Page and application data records
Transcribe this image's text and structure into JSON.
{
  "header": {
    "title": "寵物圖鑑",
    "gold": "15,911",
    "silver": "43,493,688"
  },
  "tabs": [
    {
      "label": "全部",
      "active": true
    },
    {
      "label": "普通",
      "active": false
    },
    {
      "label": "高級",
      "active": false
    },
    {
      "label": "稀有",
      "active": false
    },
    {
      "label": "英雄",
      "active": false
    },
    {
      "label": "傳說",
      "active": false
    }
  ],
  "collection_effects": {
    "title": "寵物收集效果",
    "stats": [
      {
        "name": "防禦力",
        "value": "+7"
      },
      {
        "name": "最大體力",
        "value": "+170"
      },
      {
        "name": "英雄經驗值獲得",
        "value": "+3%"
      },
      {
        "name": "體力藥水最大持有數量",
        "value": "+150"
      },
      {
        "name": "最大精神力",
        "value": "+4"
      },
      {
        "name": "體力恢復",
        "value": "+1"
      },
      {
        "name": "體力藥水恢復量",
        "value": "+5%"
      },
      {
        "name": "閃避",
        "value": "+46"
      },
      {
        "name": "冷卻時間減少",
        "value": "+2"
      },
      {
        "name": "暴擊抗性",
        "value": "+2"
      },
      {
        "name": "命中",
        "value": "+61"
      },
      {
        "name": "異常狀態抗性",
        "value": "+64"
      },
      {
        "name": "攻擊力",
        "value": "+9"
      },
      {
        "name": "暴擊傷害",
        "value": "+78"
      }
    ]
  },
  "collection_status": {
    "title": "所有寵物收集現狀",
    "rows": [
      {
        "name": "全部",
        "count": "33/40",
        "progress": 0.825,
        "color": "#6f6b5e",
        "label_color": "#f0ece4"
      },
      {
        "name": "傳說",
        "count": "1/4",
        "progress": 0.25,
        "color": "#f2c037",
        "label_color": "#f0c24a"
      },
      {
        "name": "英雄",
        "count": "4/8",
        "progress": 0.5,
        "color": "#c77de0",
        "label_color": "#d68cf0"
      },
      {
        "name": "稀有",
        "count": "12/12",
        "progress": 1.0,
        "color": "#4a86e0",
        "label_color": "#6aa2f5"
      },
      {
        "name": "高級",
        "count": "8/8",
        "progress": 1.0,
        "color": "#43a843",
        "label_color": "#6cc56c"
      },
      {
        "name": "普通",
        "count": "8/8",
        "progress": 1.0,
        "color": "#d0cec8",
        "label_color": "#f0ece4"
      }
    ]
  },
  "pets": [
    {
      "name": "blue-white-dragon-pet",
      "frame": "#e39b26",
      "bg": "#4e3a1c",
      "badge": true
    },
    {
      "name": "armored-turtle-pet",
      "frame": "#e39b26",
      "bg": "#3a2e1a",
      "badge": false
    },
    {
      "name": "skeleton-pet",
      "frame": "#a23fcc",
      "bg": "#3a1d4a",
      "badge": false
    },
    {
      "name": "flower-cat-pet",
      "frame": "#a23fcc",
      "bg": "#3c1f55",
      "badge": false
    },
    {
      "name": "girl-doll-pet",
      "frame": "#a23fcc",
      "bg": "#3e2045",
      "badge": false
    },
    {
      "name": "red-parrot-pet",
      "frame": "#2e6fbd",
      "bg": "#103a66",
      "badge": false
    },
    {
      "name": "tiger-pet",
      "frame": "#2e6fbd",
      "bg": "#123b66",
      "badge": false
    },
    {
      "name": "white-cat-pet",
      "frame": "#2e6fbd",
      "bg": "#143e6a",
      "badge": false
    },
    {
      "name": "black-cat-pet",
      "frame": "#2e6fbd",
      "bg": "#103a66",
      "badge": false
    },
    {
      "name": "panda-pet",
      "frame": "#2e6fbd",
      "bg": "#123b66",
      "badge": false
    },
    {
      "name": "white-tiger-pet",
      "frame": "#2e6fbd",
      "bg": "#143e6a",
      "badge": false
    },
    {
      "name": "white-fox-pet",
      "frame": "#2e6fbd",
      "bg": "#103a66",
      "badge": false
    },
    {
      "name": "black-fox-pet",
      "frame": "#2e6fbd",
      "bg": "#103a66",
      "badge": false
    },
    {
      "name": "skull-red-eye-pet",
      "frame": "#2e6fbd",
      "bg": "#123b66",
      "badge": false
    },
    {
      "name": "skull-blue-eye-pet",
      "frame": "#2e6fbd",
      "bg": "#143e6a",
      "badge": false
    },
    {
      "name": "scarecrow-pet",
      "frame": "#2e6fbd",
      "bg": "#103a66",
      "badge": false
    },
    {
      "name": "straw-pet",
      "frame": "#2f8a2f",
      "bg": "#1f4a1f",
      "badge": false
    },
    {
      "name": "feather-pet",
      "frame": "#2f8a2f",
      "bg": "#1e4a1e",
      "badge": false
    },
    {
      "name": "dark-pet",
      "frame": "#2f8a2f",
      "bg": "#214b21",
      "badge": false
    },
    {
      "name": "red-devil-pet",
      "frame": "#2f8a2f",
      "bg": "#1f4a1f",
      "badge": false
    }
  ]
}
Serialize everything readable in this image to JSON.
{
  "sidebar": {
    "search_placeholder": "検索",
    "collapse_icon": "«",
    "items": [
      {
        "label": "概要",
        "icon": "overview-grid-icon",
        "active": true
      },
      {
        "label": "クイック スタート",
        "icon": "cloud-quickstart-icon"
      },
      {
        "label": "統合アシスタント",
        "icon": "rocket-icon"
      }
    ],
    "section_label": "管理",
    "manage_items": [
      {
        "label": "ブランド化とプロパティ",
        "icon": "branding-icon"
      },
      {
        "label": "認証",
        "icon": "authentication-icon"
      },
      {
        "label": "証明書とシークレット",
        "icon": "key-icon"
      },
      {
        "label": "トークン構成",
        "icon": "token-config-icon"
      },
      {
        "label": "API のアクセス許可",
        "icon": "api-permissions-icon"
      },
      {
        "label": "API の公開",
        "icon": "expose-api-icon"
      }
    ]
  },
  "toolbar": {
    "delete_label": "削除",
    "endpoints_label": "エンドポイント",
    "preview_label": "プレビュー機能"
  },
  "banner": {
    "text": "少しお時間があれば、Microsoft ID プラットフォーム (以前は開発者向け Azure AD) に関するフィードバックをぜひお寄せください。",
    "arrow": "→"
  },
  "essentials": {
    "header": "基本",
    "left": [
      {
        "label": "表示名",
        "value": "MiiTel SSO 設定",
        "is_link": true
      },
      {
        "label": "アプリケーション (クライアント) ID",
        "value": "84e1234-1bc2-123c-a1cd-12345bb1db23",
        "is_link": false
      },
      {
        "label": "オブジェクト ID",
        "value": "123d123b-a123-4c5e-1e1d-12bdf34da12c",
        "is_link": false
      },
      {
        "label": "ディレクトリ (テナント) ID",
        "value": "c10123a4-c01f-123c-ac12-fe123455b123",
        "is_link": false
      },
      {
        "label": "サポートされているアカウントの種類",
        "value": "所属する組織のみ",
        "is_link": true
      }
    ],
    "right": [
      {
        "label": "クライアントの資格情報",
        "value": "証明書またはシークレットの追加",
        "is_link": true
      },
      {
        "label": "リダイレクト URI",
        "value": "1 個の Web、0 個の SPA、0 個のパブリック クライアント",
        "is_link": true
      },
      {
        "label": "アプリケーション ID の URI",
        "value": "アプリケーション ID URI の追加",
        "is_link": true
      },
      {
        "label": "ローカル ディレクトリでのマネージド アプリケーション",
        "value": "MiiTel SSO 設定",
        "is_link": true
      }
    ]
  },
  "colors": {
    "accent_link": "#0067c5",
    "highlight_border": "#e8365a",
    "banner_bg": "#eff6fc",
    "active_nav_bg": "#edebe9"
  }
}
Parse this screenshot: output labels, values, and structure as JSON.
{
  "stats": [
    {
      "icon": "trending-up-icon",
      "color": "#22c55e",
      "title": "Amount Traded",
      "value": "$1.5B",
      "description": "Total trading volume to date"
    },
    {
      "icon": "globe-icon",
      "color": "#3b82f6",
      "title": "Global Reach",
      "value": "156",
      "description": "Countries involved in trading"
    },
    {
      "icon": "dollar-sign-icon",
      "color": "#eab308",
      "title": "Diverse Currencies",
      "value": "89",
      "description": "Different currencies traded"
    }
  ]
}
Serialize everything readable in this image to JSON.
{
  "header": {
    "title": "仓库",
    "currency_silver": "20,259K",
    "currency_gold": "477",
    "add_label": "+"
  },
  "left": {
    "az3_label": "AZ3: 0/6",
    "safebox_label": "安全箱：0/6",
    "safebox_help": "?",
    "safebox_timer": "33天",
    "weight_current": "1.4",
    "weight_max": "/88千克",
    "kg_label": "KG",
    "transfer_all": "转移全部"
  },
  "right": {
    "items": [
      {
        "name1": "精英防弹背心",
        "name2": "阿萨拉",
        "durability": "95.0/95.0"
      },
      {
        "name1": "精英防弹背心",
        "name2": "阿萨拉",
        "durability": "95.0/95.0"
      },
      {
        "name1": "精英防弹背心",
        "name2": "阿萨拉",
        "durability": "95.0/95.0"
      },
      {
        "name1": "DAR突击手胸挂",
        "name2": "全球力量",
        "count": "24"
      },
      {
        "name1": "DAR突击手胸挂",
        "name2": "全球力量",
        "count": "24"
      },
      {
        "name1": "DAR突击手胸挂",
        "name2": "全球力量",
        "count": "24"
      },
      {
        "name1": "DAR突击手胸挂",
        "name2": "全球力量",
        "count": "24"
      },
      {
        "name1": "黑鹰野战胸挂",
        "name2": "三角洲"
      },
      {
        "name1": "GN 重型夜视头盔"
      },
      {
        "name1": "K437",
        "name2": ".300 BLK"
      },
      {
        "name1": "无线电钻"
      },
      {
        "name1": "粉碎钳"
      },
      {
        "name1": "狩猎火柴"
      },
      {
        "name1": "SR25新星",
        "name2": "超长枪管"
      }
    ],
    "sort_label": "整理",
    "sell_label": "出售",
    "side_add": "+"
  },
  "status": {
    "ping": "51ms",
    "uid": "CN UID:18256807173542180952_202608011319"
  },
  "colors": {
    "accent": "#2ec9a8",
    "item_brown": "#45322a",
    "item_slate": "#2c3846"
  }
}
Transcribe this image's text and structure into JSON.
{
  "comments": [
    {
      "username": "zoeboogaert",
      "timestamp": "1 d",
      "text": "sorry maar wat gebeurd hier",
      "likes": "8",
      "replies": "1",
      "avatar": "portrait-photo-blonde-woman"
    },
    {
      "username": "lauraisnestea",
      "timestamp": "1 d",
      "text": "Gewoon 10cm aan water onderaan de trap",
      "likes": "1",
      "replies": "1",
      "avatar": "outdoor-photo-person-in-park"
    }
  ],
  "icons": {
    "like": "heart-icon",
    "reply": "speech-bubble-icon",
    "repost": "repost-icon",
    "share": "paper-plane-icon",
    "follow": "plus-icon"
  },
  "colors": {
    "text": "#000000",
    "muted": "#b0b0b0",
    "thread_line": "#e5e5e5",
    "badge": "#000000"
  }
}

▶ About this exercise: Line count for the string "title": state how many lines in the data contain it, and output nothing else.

▶ Your solution: 7